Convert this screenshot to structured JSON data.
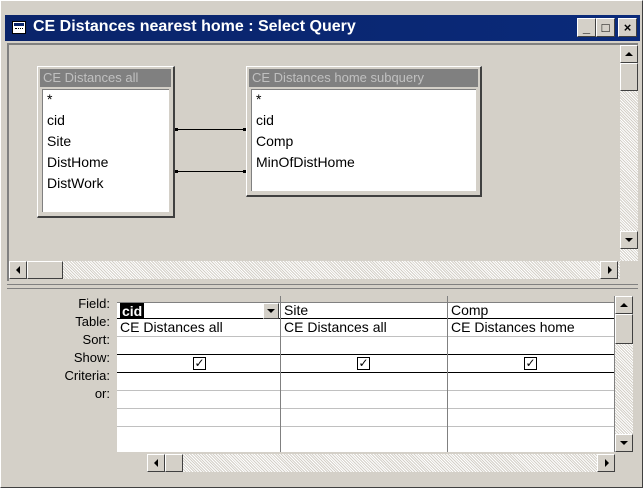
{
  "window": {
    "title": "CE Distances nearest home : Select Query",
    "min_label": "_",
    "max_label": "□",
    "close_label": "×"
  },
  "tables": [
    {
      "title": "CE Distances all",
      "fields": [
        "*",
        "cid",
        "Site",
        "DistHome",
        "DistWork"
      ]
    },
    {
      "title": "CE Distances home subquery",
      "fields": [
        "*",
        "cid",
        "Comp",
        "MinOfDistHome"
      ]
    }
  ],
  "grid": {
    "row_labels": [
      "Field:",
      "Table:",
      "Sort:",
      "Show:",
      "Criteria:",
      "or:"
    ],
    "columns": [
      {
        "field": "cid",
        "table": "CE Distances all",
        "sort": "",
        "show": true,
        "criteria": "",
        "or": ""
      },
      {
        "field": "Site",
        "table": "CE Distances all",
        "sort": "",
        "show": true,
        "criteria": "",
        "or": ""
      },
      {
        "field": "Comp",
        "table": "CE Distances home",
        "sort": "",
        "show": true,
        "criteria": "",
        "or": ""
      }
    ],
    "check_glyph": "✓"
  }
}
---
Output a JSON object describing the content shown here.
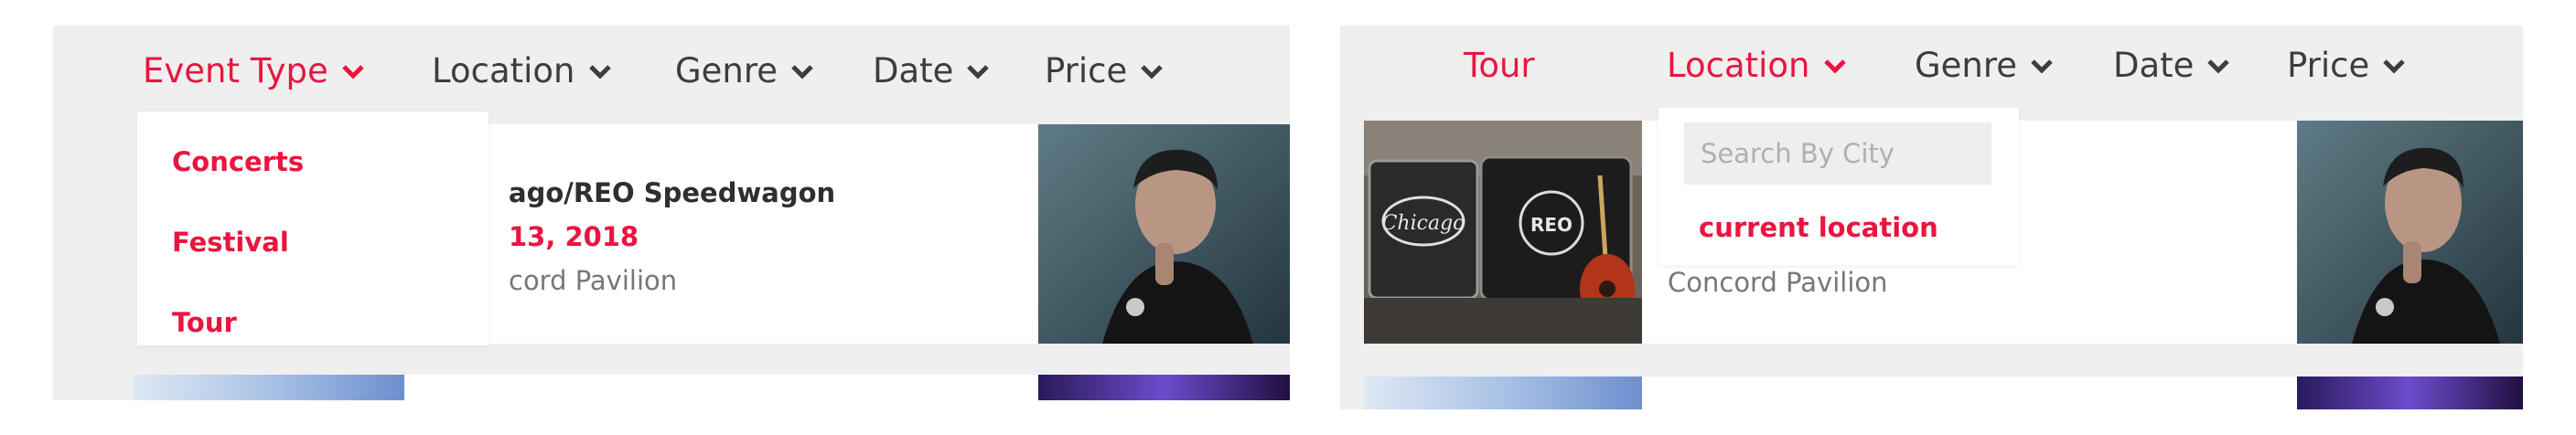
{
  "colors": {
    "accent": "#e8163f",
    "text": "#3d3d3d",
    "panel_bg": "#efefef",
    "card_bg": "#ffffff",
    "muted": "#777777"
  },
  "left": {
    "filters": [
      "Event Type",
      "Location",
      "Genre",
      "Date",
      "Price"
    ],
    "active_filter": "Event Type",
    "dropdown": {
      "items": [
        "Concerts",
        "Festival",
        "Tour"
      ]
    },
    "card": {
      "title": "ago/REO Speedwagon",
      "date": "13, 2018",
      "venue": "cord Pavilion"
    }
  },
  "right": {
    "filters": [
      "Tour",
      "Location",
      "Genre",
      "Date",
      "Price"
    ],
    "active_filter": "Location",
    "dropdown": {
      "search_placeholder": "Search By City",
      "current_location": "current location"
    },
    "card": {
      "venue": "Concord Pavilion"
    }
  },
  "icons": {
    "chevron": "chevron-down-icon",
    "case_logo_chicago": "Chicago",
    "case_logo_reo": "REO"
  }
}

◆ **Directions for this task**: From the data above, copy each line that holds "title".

◆ **Written reply**:
    "title": "CE Distances nearest home : Select Query",
      "title": "CE Distances all",
      "title": "CE Distances home subquery",
      "title": "ago/REO Speedwagon",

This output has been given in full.